I am on my second reef tank after my recently retired nano and I'm still learning a lot about the ecosystem. I welcome all information on all things aquatics to help build my understanding of the system. I came across a post, Aquarium Chemistry: Phosphate And Math: Yes You Need To Understand Both today which offered a really in depth look at the nutrients and phosphates going into the aquarium. The information was thoroughly researched with a lot of supporting data behind it.
Some aquarists are under the misconception that eaten foods do not
contribute to the free phosphate in the water. Many aquarists are told
the mantra of feeding only as much as is eaten, and they confound this
idea with the assumption that when doing so, one minimizes the phosphate
release. That idea is simply untrue.
This tanks contents all originally came from a larger 4Ft aquarium which was laid out as a Planted Discus aquaria. The hassle of keeping high maintenance Discus was too much for me so I downgraded to the 2.5Ft which is an odd length but matched with a 2Ft depth gave it the same water volume as the 4Ft tank.

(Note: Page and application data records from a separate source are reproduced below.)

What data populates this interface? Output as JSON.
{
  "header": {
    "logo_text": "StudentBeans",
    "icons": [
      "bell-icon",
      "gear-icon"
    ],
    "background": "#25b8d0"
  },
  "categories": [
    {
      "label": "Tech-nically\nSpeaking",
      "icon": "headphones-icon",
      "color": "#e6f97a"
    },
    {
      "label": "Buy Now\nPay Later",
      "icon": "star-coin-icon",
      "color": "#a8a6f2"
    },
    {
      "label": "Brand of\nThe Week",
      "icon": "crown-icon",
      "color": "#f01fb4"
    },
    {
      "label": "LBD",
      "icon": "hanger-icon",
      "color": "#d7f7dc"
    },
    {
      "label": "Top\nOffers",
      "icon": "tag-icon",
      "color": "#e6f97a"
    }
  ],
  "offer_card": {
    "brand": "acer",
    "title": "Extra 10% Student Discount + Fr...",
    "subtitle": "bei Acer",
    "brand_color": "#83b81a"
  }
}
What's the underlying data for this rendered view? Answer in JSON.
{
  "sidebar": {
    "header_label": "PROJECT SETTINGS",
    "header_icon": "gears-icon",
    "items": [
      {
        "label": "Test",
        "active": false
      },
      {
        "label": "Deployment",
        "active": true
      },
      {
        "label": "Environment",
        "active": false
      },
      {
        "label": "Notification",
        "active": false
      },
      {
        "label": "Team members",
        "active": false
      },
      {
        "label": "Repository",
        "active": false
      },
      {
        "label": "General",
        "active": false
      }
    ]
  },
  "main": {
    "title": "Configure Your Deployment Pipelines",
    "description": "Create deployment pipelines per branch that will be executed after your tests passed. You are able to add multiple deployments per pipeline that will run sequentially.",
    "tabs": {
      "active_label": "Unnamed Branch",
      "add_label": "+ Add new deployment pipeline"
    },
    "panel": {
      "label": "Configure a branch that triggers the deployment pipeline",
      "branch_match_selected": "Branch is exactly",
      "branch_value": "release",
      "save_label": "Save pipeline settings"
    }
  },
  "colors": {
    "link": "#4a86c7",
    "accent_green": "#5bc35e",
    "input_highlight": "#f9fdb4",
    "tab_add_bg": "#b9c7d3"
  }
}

Discus Fish are large cichlids from the Amazon River, its tributaries and flood plains, in South America. First described in 1840 by Dr. Heckel as Symphysodon discus, this name is now in use for the Heckel discus variant. The three "original" color types got their own name, the green Discus Symphysodon aequifasciata aequifasciata, the brown discus Symphysodon aequifasciata axelrodi, and the blue variant Symphysodon aequifasciata haraldi. Discus are social fish and live in large groups in their native waters, and have a very advanced social behavior; they are one of the few real schooling cichlids. Remember always keep this in mind when starting care for discus; always purchase a group of animals. They need the social interaction to develop their character to its fullest.
Discus Fish have a large amount of intelligence and personality. They often rush to the aquarium surface and greet. When your Discus Fish are acclimated to you and their new home they will feed right from your hands, and over time they will come to recognize you and approach the aquarium front when there are owners or family members present...
My first saltwater tank I built with my roommate. He previously had a 10g nano which we upgraded to this 55g.
Since this was going to be placed in the living room, noise was a huge consideration for me. After much research I decided on attempting to build a beananimal overflow. The results turned out pretty good. It's absolutely silent and couldn't be happier with it. The overflow box was made out of a few pieces of glass siliconed together and then siliconed onto the tank.
For the return pump we first tried a Quiet One but unfortunately it was not as quiet as the name implied. The actual noise it produced was not that much but it vibrated alot. Putting some foam under it helped to dampen the vibrations a bit but that still left the vibrations in the hose causing noise. Next I tried an Eheim Compact+ 2000. This one was great and just has a very low hum but really only noticeable when you are close to it.
The stand was an old one I bought off craigslist. After buying it we decided we didn't like how it looked so I thought I'd try and renovate it.